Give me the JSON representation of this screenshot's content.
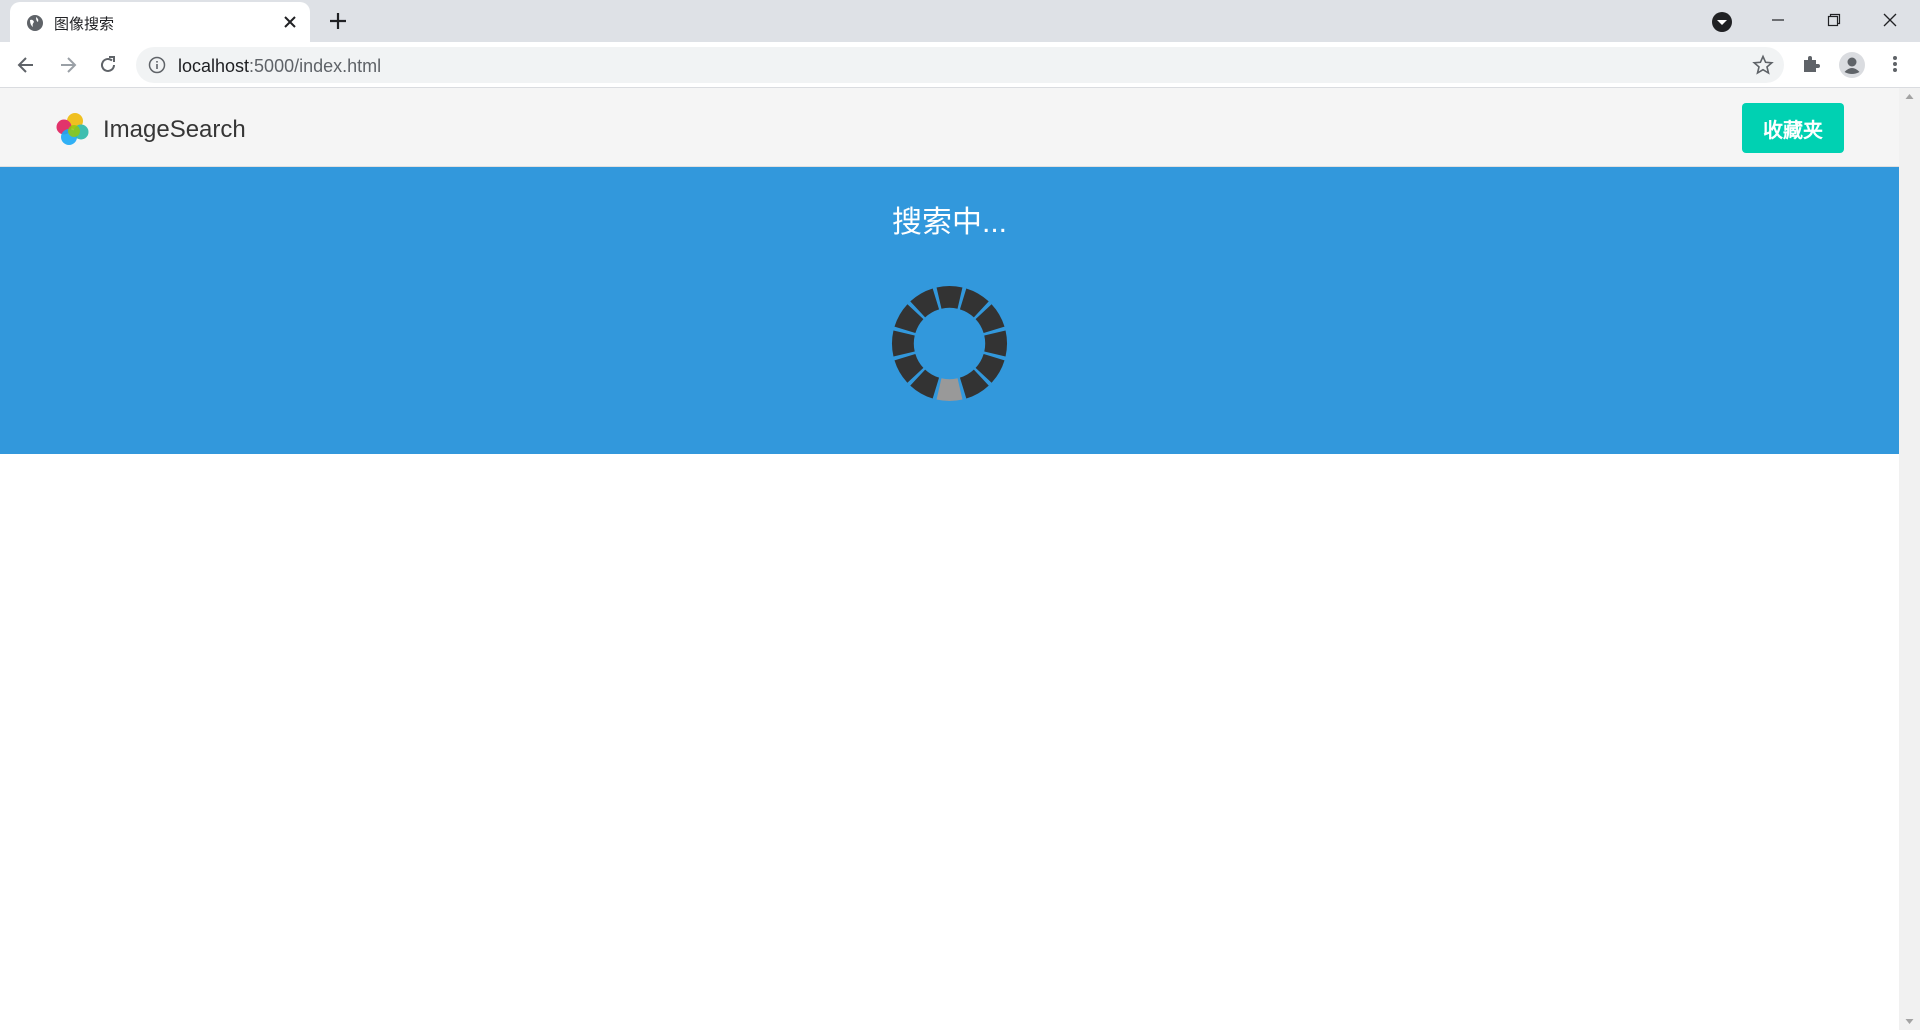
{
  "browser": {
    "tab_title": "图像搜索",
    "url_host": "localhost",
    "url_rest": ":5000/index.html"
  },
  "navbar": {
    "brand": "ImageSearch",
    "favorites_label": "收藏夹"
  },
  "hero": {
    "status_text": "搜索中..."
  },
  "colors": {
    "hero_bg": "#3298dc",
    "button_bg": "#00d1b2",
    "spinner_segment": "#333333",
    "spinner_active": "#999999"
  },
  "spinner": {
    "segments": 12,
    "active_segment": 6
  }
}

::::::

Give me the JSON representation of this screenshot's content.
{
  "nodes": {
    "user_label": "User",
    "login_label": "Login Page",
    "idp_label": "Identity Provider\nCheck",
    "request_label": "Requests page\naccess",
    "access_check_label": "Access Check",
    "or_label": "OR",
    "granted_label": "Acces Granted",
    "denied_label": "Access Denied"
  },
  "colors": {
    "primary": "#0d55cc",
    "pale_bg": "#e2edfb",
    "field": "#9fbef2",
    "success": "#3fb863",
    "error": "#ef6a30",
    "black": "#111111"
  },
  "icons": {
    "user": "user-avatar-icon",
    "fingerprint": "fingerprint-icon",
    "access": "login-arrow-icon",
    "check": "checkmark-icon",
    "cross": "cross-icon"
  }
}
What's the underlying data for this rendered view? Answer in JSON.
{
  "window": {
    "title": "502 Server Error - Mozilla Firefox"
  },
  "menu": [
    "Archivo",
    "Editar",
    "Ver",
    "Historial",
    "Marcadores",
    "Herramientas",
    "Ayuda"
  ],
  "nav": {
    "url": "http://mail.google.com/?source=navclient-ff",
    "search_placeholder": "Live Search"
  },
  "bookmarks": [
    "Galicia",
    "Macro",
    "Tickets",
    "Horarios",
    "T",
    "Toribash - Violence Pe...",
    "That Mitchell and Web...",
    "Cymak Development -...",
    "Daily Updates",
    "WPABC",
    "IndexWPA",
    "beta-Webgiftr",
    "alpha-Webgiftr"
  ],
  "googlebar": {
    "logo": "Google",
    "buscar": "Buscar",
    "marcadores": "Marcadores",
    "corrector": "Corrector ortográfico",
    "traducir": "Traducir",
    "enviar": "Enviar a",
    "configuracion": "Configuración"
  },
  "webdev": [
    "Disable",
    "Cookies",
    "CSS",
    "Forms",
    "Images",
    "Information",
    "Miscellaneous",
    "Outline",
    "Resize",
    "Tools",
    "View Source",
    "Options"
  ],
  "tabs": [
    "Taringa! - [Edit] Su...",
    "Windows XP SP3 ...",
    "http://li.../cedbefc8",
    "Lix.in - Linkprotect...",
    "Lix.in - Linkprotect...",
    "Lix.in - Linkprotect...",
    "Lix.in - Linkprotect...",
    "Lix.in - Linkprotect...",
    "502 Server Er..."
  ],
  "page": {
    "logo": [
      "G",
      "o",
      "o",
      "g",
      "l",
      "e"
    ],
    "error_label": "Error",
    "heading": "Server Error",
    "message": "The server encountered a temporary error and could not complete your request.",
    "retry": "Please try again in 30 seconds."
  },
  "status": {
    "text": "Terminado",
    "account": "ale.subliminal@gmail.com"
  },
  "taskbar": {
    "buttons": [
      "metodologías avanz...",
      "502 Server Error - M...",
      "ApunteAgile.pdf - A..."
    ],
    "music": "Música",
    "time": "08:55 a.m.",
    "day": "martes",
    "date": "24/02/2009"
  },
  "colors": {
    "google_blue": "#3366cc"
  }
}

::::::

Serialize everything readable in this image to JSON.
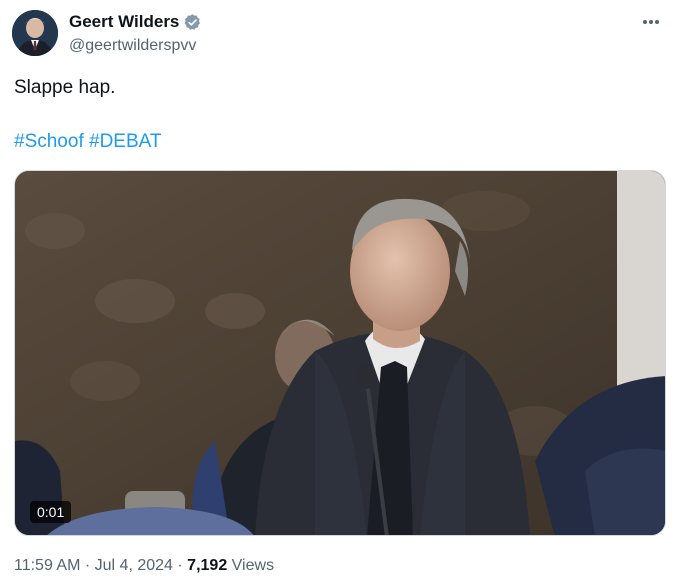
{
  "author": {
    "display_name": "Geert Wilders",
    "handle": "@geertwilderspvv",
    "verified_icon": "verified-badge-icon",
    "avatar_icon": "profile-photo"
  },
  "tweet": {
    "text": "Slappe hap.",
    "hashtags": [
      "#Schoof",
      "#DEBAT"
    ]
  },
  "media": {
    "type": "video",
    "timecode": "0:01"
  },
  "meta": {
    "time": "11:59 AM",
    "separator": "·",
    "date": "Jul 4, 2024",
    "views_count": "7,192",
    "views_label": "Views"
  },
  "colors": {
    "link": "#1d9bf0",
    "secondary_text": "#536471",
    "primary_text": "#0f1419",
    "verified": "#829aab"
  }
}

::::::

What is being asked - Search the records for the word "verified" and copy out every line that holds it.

Written response -
    "verified_icon": "verified-badge-icon",
    "verified": "#829aab"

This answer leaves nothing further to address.